EXERCISE BRIEF:
Nothing in the records may be left out or reworded; return them exactly.

[Data about app and page elements]
•••••
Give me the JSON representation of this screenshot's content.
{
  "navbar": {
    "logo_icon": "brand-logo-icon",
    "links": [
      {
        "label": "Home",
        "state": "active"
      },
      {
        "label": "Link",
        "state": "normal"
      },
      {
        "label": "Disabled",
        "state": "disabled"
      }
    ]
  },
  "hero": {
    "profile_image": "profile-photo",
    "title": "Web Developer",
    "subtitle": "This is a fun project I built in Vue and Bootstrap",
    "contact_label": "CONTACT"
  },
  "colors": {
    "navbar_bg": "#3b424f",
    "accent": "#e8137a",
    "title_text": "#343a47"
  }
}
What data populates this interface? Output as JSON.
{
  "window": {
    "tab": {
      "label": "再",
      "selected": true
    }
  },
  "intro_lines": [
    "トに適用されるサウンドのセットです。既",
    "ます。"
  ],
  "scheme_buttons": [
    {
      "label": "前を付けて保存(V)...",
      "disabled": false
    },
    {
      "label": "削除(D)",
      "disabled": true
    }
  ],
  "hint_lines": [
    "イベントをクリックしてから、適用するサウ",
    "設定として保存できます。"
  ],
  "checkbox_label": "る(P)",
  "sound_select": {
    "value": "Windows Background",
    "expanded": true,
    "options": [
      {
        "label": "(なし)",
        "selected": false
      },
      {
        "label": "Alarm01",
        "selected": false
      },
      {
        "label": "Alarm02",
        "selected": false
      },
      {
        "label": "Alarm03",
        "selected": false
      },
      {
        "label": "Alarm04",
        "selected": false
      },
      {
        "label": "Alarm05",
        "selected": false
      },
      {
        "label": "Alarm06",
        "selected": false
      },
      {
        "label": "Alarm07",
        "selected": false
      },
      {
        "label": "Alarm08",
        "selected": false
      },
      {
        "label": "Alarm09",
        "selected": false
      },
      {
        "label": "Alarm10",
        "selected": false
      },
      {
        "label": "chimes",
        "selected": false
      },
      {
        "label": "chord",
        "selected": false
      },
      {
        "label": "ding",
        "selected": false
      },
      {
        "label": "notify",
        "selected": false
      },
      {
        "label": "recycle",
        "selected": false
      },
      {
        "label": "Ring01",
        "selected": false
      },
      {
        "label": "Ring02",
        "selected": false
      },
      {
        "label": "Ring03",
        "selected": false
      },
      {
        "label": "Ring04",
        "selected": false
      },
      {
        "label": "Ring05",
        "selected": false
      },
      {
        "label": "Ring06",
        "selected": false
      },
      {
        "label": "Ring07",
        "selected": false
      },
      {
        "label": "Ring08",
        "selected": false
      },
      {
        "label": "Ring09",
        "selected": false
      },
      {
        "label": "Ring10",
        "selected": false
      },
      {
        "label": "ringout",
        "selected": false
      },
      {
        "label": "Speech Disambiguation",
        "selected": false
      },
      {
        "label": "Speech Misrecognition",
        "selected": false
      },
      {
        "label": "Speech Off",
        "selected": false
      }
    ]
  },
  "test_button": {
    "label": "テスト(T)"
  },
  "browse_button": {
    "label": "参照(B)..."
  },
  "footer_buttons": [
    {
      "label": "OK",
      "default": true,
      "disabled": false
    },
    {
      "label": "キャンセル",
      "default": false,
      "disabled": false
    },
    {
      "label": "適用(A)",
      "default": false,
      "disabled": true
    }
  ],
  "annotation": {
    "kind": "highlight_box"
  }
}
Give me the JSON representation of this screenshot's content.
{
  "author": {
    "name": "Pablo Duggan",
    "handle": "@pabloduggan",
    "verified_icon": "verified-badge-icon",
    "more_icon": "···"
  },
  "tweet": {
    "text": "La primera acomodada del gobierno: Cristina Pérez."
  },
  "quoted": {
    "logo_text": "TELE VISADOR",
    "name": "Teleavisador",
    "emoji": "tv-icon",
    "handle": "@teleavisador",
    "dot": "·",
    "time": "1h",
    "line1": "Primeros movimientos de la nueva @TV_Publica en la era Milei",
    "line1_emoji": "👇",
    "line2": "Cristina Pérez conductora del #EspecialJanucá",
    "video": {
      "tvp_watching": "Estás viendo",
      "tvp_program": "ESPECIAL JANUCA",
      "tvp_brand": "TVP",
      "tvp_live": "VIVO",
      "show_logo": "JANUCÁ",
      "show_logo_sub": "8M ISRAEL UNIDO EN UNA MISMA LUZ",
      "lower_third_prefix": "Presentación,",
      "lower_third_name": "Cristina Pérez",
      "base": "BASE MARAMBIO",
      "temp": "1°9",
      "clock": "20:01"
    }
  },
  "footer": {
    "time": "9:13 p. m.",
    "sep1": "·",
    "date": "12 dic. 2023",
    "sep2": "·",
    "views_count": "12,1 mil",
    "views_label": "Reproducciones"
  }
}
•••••
TASK SOLUTION:
Give me the JSON representation of this screenshot's content.
{
  "navbar": {
    "logo_icon": "brand-logo-icon",
    "links": [
      {
        "label": "Home",
        "state": "active"
      },
      {
        "label": "Link",
        "state": "normal"
      },
      {
        "label": "Disabled",
        "state": "disabled"
      }
    ]
  },
  "hero": {
    "profile_image": "profile-photo",
    "title": "Web Developer",
    "subtitle": "This is a fun project I built in Vue and Bootstrap",
    "contact_label": "CONTACT"
  },
  "colors": {
    "navbar_bg": "#3b424f",
    "accent": "#e8137a",
    "title_text": "#343a47"
  }
}
What data populates this interface? Output as JSON.
{
  "window": {
    "tab": {
      "label": "再",
      "selected": true
    }
  },
  "intro_lines": [
    "トに適用されるサウンドのセットです。既",
    "ます。"
  ],
  "scheme_buttons": [
    {
      "label": "前を付けて保存(V)...",
      "disabled": false
    },
    {
      "label": "削除(D)",
      "disabled": true
    }
  ],
  "hint_lines": [
    "イベントをクリックしてから、適用するサウ",
    "設定として保存できます。"
  ],
  "checkbox_label": "る(P)",
  "sound_select": {
    "value": "Windows Background",
    "expanded": true,
    "options": [
      {
        "label": "(なし)",
        "selected": false
      },
      {
        "label": "Alarm01",
        "selected": false
      },
      {
        "label": "Alarm02",
        "selected": false
      },
      {
        "label": "Alarm03",
        "selected": false
      },
      {
        "label": "Alarm04",
        "selected": false
      },
      {
        "label": "Alarm05",
        "selected": false
      },
      {
        "label": "Alarm06",
        "selected": false
      },
      {
        "label": "Alarm07",
        "selected": false
      },
      {
        "label": "Alarm08",
        "selected": false
      },
      {
        "label": "Alarm09",
        "selected": false
      },
      {
        "label": "Alarm10",
        "selected": false
      },
      {
        "label": "chimes",
        "selected": false
      },
      {
        "label": "chord",
        "selected": false
      },
      {
        "label": "ding",
        "selected": false
      },
      {
        "label": "notify",
        "selected": false
      },
      {
        "label": "recycle",
        "selected": false
      },
      {
        "label": "Ring01",
        "selected": false
      },
      {
        "label": "Ring02",
        "selected": false
      },
      {
        "label": "Ring03",
        "selected": false
      },
      {
        "label": "Ring04",
        "selected": false
      },
      {
        "label": "Ring05",
        "selected": false
      },
      {
        "label": "Ring06",
        "selected": false
      },
      {
        "label": "Ring07",
        "selected": false
      },
      {
        "label": "Ring08",
        "selected": false
      },
      {
        "label": "Ring09",
        "selected": false
      },
      {
        "label": "Ring10",
        "selected": false
      },
      {
        "label": "ringout",
        "selected": false
      },
      {
        "label": "Speech Disambiguation",
        "selected": false
      },
      {
        "label": "Speech Misrecognition",
        "selected": false
      },
      {
        "label": "Speech Off",
        "selected": false
      }
    ]
  },
  "test_button": {
    "label": "テスト(T)"
  },
  "browse_button": {
    "label": "参照(B)..."
  },
  "footer_buttons": [
    {
      "label": "OK",
      "default": true,
      "disabled": false
    },
    {
      "label": "キャンセル",
      "default": false,
      "disabled": false
    },
    {
      "label": "適用(A)",
      "default": false,
      "disabled": true
    }
  ],
  "annotation": {
    "kind": "highlight_box"
  }
}
Give me the JSON representation of this screenshot's content.
{
  "author": {
    "name": "Pablo Duggan",
    "handle": "@pabloduggan",
    "verified_icon": "verified-badge-icon",
    "more_icon": "···"
  },
  "tweet": {
    "text": "La primera acomodada del gobierno: Cristina Pérez."
  },
  "quoted": {
    "logo_text": "TELE VISADOR",
    "name": "Teleavisador",
    "emoji": "tv-icon",
    "handle": "@teleavisador",
    "dot": "·",
    "time": "1h",
    "line1": "Primeros movimientos de la nueva @TV_Publica en la era Milei",
    "line1_emoji": "👇",
    "line2": "Cristina Pérez conductora del #EspecialJanucá",
    "video": {
      "tvp_watching": "Estás viendo",
      "tvp_program": "ESPECIAL JANUCA",
      "tvp_brand": "TVP",
      "tvp_live": "VIVO",
      "show_logo": "JANUCÁ",
      "show_logo_sub": "8M ISRAEL UNIDO EN UNA MISMA LUZ",
      "lower_third_prefix": "Presentación,",
      "lower_third_name": "Cristina Pérez",
      "base": "BASE MARAMBIO",
      "temp": "1°9",
      "clock": "20:01"
    }
  },
  "footer": {
    "time": "9:13 p. m.",
    "sep1": "·",
    "date": "12 dic. 2023",
    "sep2": "·",
    "views_count": "12,1 mil",
    "views_label": "Reproducciones"
  }
}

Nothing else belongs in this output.